2006 finds me in Australia. The business is sold and I am now not working for anybody. It was a big and a challenging year. I had started riding Audax randonneuring events, many with my friend Karen over here who I met sometime in 2002 after my first cycle ride across Australia. We rode the Alpine Classic in January - the jersey is the first one in that array of jerseys you see. The mountain on that jersey is Mt Buffalo. When we reached Bright with 70 kms to go (up that mountain) the temperature was 42C. I remember well the crowds lining the streets when I got back into Porepunkah and Bright - they were cheering madly. I made it with 20 minutes to spare and was one of only 35% to finish. Nowadays the riders are stopped in Bright if the temperature is above 38C. This was a big cycling year as I was preparing to ride the pinnacle of Audax riding - the Paris Brest Paris 1200 km event - you will see the jerseys on the wall. In this year, I rode 12,000 kms including riding across Australia for the 3rd time from Darwin to Adelaide. 2006 was also the year that Lesley and I separated. And On June 21, 2006, my decision to leave South Africa was vindicated when my children's grandmother was murdered in her Cape Town home (aged 94). Rest in Peace Granny.

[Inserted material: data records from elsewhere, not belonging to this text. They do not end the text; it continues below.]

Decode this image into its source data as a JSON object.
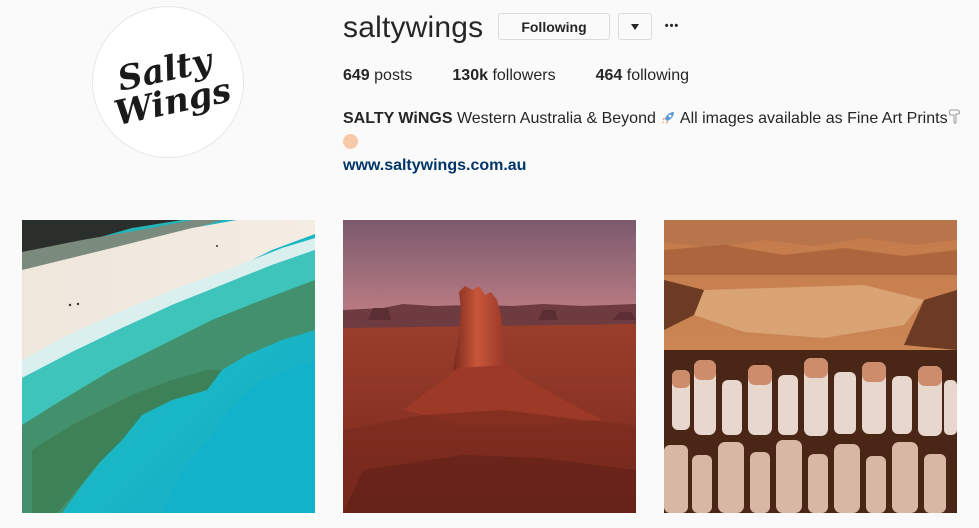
{
  "profile": {
    "username": "saltywings",
    "avatar_text_line1": "Salty",
    "avatar_text_line2": "Wings",
    "following_label": "Following",
    "dropdown_icon": "triangle-down-icon",
    "more_icon": "ellipsis-icon",
    "more_label": "•••"
  },
  "stats": {
    "posts_count": "649",
    "posts_label": "posts",
    "followers_count": "130k",
    "followers_label": "followers",
    "following_count": "464",
    "following_label": "following"
  },
  "bio": {
    "name": "SALTY WiNGS",
    "text_part1": "Western Australia & Beyond",
    "rocket_icon": "rocket-icon",
    "text_part2": "All images available as Fine Art Prints",
    "finger_icon": "pointing-down-icon",
    "website": "www.saltywings.com.au"
  },
  "posts": [
    {
      "name": "beach-aerial-photo"
    },
    {
      "name": "desert-butte-photo"
    },
    {
      "name": "canyon-hoodoos-photo"
    }
  ]
}
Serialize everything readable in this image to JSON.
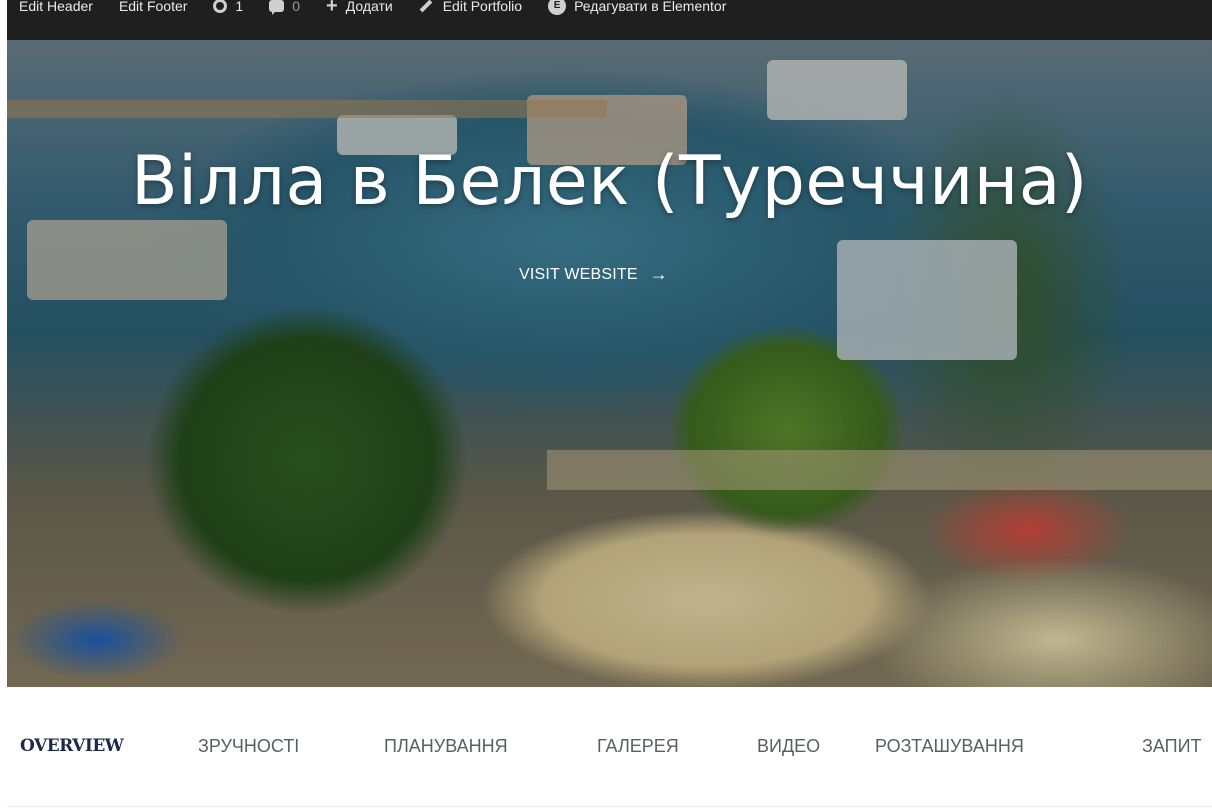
{
  "admin_bar": {
    "edit_header": "Edit Header",
    "edit_footer": "Edit Footer",
    "updates_count": "1",
    "comments_count": "0",
    "add_new": "Додати",
    "edit_portfolio": "Edit Portfolio",
    "edit_elementor": "Редагувати в Elementor",
    "icons": [
      "updates-icon",
      "comments-icon",
      "plus-icon",
      "pencil-icon",
      "elementor-icon"
    ]
  },
  "hero": {
    "title": "Вілла в Белек (Туреччина)",
    "visit_label": "VISIT WEBSITE",
    "visit_arrow": "→"
  },
  "tabs": [
    {
      "label": "OVERVIEW",
      "active": true
    },
    {
      "label": "ЗРУЧНОСТІ",
      "active": false
    },
    {
      "label": "ПЛАНУВАННЯ",
      "active": false
    },
    {
      "label": "ГАЛЕРЕЯ",
      "active": false
    },
    {
      "label": "ВИДЕО",
      "active": false
    },
    {
      "label": "РОЗТАШУВАННЯ",
      "active": false
    },
    {
      "label": "ЗАПИТ",
      "active": false
    }
  ],
  "colors": {
    "admin_bar_bg": "#1f1f1f",
    "active_tab": "#1b2a4a",
    "inactive_tab": "#5a5f66"
  }
}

Here we are in 2016. In between these years, I have added another 4 trips across Australia. In all, two on the bicycle on the right (Giant road bike) and five on the folding bike on the left (Bike Friday). That is nothing compared to my friend Peter Shaw in the back there who cycled all around Australia in 2013 starting in Cairns and riding with Cycle Across Oz to Melbourne and then doing the last leg back to Cairns supported by his wife Jan. Back to the now, I am quite overwhelmed by the fact that you are all here [almost all of whom I have got to know in the last 10 years = the price of moving country a few times]. It is fabulous to see my two sons here. I thank you all for coming along to celebrate my journey. And I give all my thanks to Lorraine and to Richard for all the work they put in to put this together.